I came across an article by Evan Burfield in the Huffington Post. It was written a year ago and it still resonates, especially as Apprentice Learning begins Year 2. This week I am reaching out to businesses and organizations to identify placements for Apprentices from two Boston Public Schools, the Mission Hill School and the Boston Teachers Union School.
In securing Apprentice placements, it has been the entrepreneurs who have been the most open to mentoring young adolescents and teaching them about the world of work. Many want to support the young people in the educational pathway. See our Partners Page for a full listing.
Burfield’s article explains another aspect of those willing to invest precious time with 8th graders. It is the future: as Byfield states, “Startups need people who are constantly figuring things out on their own, learning from their peers, and reaching out to mentors for guidance rather than rote instruction. It’s not about what they know, it’s how they learn, think, and communicate.” These are precisely the skills Apprentices practice beforehand and on the job. The newest jobs require flexible thinking and broader skill sets. And many of these skills are best learned and practiced outside of the classroom.
This skill set must be good for business.
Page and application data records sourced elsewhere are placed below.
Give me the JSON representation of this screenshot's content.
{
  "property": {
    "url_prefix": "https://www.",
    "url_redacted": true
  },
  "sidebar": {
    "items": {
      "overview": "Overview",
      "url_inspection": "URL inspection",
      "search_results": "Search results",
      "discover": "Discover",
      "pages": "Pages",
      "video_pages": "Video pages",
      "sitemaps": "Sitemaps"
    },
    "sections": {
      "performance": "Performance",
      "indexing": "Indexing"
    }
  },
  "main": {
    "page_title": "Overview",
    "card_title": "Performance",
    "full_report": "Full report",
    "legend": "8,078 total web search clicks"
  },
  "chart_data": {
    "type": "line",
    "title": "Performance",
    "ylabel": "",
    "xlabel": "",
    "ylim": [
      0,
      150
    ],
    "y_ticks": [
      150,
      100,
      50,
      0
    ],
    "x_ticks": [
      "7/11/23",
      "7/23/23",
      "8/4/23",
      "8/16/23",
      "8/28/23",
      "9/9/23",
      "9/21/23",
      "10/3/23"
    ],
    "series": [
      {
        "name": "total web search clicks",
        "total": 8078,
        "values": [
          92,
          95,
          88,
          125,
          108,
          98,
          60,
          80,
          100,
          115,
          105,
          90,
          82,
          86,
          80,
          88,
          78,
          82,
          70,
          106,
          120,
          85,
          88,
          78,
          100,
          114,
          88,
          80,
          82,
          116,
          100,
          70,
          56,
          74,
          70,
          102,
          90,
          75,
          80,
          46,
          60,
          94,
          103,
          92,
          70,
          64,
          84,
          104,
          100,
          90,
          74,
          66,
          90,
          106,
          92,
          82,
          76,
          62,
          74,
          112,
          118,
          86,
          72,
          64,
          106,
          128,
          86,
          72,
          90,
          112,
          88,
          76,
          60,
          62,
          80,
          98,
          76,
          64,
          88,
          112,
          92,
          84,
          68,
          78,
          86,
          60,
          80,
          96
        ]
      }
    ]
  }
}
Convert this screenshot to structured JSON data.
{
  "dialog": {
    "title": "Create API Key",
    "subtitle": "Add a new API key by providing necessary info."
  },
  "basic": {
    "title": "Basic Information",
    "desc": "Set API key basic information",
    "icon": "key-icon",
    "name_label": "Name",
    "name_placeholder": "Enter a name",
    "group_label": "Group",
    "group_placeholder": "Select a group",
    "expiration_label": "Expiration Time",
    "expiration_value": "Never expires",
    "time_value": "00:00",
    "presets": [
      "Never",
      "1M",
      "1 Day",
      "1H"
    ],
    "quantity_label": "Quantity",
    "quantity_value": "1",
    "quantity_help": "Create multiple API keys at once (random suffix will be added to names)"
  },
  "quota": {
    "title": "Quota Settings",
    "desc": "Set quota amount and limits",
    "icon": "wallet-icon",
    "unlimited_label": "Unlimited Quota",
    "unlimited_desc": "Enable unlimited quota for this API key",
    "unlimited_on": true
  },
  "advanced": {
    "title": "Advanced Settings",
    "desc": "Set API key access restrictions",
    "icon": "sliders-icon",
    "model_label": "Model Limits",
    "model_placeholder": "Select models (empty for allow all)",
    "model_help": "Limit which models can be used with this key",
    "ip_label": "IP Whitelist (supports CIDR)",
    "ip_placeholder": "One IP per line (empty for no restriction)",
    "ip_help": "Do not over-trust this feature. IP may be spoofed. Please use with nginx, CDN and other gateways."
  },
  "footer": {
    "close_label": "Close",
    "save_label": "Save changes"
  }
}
Entrepreneurs who launched within the last five years are leading the way, part of the fast growing job sector in our new economy. These folks are the job creators. And they are wisely investing in the next generation of people who can get things done.